“Old” view: Use FGLS to deal with heteroskedasticity & correlated errors Problem: This underestimates standard errors New view: Use OLS regression With “panel corrected” standard errors To address panel heteroskedasticity With FE to deal with unit heterogeneity With lagged dependent variable in the model To address serial correlation.

TSCS Data: Dynamics Beck & Katz 2009 examine dynamic models
OLS PCSE with lagged Y and FE Still appropriate Better than some IV estimators But, didn’t compare to System GMM. Plumper, Troeger, Manow (2005) FE isn’t theoretically justified and absorbs theoretically important variance Lagged Y absorbs theoretically important temporal variation Theory must guide model choices…

TSCS Data: Nonstationary Data
Issue: Analysis of longitudinal (time-series) data is going through big changes Realization that strongly trending data cause problems Random walk / unit root processes / integrated of order 1 / non-stationary data Converse: stationary data, integrated of order zero The “spurious regression” problem Strategies: Tests for “unit root” in time series & panel data Differencing as a solution A reason to try FD models.

Panel Data Remarks 1. Panel data strategies are taught as “fixes”
How do I “fix” unobserved effects?
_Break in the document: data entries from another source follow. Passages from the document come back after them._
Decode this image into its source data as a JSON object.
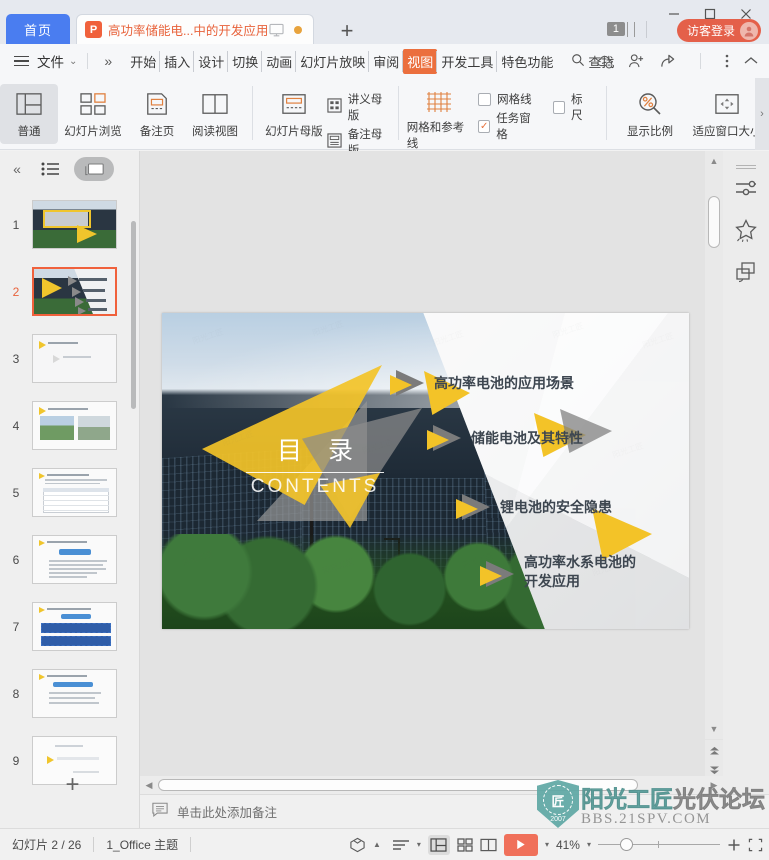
{
  "titlebar": {
    "home_tab": "首页",
    "doc_tab_label": "高功率储能电...中的开发应用",
    "doc_icon_letter": "P",
    "new_tab": "+",
    "count_badge": "1",
    "guest_login": "访客登录",
    "minimize": "—",
    "maximize": "□",
    "close": "✕"
  },
  "menubar": {
    "file": "文件",
    "chevron_more": "»",
    "items": [
      {
        "label": "开始",
        "active": false
      },
      {
        "label": "插入",
        "active": false
      },
      {
        "label": "设计",
        "active": false
      },
      {
        "label": "切换",
        "active": false
      },
      {
        "label": "动画",
        "active": false
      },
      {
        "label": "幻灯片放映",
        "active": false
      },
      {
        "label": "审阅",
        "active": false
      },
      {
        "label": "视图",
        "active": true
      },
      {
        "label": "开发工具",
        "active": false
      },
      {
        "label": "特色功能",
        "active": false
      }
    ],
    "find": "查找"
  },
  "ribbon": {
    "group1": [
      {
        "label": "普通",
        "icon": "normal-view-icon",
        "selected": true
      },
      {
        "label": "幻灯片浏览",
        "icon": "slide-sorter-icon",
        "selected": false
      },
      {
        "label": "备注页",
        "icon": "notes-page-icon",
        "selected": false
      },
      {
        "label": "阅读视图",
        "icon": "reading-view-icon",
        "selected": false
      }
    ],
    "group2": [
      {
        "label": "幻灯片母版",
        "icon": "slide-master-icon"
      }
    ],
    "group2b": [
      {
        "label": "讲义母版",
        "icon": "handout-master-icon"
      },
      {
        "label": "备注母版",
        "icon": "notes-master-icon"
      }
    ],
    "group3": [
      {
        "label": "网格和参考线",
        "icon": "grid-guides-icon"
      }
    ],
    "checks": [
      {
        "label": "网格线",
        "checked": false
      },
      {
        "label": "标尺",
        "checked": false
      },
      {
        "label": "任务窗格",
        "checked": true
      }
    ],
    "group4": [
      {
        "label": "显示比例",
        "icon": "zoom-percent-icon"
      },
      {
        "label": "适应窗口大小",
        "icon": "fit-window-icon"
      }
    ],
    "expander": "›"
  },
  "thumbpanel": {
    "collapse": "«",
    "outline_tab": "outline-icon",
    "slides_tab": "slides-icon",
    "slides": [
      {
        "number": "1",
        "active": false
      },
      {
        "number": "2",
        "active": true
      },
      {
        "number": "3",
        "active": false
      },
      {
        "number": "4",
        "active": false
      },
      {
        "number": "5",
        "active": false
      },
      {
        "number": "6",
        "active": false
      },
      {
        "number": "7",
        "active": false
      },
      {
        "number": "8",
        "active": false
      },
      {
        "number": "9",
        "active": false
      }
    ],
    "add_slide": "+"
  },
  "slide": {
    "toc_cn": "目 录",
    "toc_en": "CONTENTS",
    "items": [
      {
        "text": "高功率电池的应用场景"
      },
      {
        "text": "储能电池及其特性"
      },
      {
        "text": "锂电池的安全隐患"
      },
      {
        "text": "高功率水系电池的\n开发应用"
      }
    ]
  },
  "notes": {
    "placeholder": "单击此处添加备注",
    "icon": "notes-icon"
  },
  "rail": [
    {
      "icon": "sliders-icon"
    },
    {
      "icon": "magic-star-icon"
    },
    {
      "icon": "duplicate-icon"
    }
  ],
  "statusbar": {
    "slide_count": "幻灯片 2 / 26",
    "theme": "1_Office 主题",
    "zoom": "41%",
    "icons": [
      "shape-icon",
      "align-icon",
      "normal-view-icon",
      "sorter-view-icon",
      "reading-view-icon",
      "play-icon"
    ]
  },
  "watermark": {
    "shield_letter": "匠",
    "year": "2007",
    "name_part1": "阳光工匠",
    "name_part2": "光伏论坛",
    "url": "BBS.21SPV.COM"
  },
  "colors": {
    "accent_orange": "#eb6f3e",
    "tab_blue": "#4a7df0",
    "login_red": "#e4604a",
    "slide_yellow": "#f3c328",
    "slide_gray": "#7b7b7b",
    "watermark_teal": "#5fa8a5"
  }
}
How do I “fix” dynamics/serial correlation? But, the fixes really change what you are modeling A FE (within) model is a very different look at your data, compared to OLS Goal: learn the “fixes”… but get past that… start to think about interpretation 2. Much strife in literature People arguing over what “fix” is best Don’t be afraid of criticism… but expect that people will weigh in with different views

Panel Data Remarks 3. MOST IMPORTANT THING: Try a wide range of models
If your findings are robust, you’re golden If not, differences will help you figure out what is going on… Either way, you don’t get “surprised” when your results go away after following the suggestion of a reviewer!

Reading Discussion Schofer, Evan and Wesley Longhofer. “The Structural Sources of Associational Life.” Working Paper.